Yes, but: Congress has been deadlocked on this issue for over a year now, and has only reached this point after intense lobbying and by prioritizing the chips bill over many other proposals — including virtually all of those that involve the tech world.
The big picture: Time was, passing bills that spend money to support domestic manufacturing was an easy lift for Congress. Today, it requires a year of Herculean effort.
- Meanwhile, a legion of other tech-related proposals and bills are essentially stuck on hold at a moment when Congress is about to go on recess. When lawmakers return, we’ll be in the midterm election season — when Congress has rarely gotten much done, even before it was so bitterly divided.
Our thought bubble: At this rate, we can expect each two-year sitting of Congress to advance at most a single tech-related law. Choose wisely!
Here’s what’s in the Senate version of the bill:
- $52.7 billion for chip manufacturing, research and production, including $2 billion for legacy chip production — those essential to the auto industry and the military.
- a 25% tax credit for investments in semiconductor manufacturing, worth about $24 billion.
- $1.5 billion for the development of open-architecture, software-based wireless technologies, known as ORAN, that’s meant to reduce reliance on foreign telecommunications equipment.
The bill also authorizes roughly $200 billion for scientific research, but doesn’t actually appropriate the funds, so the spending will require further action from Congress. The authorizations include:
- $81 billion for the National Science Foundation, to be used in part for a Directorate for Technology, Innovation and Partnerships meant to expand NSF to also fund applied research and commercialization efforts.
- The NSF authorization is also meant to help bolster the STEM workforce, including establishing an artificial intelligence scholarship-for-service program.
- Separately, the bill authorizes $50 billion for the Department of Energy’s Office of Science.
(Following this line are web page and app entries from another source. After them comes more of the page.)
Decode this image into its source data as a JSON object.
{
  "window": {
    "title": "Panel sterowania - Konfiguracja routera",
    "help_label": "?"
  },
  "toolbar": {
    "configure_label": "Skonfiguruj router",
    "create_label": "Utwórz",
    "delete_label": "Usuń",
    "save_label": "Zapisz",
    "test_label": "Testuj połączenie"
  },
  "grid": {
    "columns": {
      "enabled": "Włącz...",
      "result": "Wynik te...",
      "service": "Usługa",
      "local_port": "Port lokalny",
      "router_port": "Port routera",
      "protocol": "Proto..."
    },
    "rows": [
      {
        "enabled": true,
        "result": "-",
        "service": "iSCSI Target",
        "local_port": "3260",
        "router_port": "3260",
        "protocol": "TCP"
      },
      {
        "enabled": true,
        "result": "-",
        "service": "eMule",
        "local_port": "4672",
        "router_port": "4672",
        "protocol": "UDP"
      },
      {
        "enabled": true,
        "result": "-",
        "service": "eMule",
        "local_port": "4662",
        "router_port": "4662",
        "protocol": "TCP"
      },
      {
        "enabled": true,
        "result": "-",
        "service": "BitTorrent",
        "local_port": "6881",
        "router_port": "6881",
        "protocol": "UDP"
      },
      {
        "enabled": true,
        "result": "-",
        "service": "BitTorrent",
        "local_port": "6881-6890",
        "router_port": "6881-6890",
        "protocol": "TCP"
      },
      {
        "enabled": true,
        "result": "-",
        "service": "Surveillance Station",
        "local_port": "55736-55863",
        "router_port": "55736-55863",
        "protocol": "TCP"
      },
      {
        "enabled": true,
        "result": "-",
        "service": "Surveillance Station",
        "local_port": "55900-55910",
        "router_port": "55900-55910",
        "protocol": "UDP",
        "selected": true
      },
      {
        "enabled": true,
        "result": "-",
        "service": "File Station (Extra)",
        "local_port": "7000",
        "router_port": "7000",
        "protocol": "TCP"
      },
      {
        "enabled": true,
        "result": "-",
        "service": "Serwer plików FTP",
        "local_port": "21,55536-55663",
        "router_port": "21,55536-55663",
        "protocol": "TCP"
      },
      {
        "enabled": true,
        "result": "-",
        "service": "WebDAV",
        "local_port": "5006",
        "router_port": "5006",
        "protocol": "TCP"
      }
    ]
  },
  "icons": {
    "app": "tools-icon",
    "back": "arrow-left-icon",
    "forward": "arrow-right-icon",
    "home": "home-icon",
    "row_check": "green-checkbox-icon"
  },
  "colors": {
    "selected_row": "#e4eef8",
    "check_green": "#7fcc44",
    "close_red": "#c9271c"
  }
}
What’s next: If the Senate passes the bill, it’s over to the House, which is scheduled to leave for its August recess after Friday.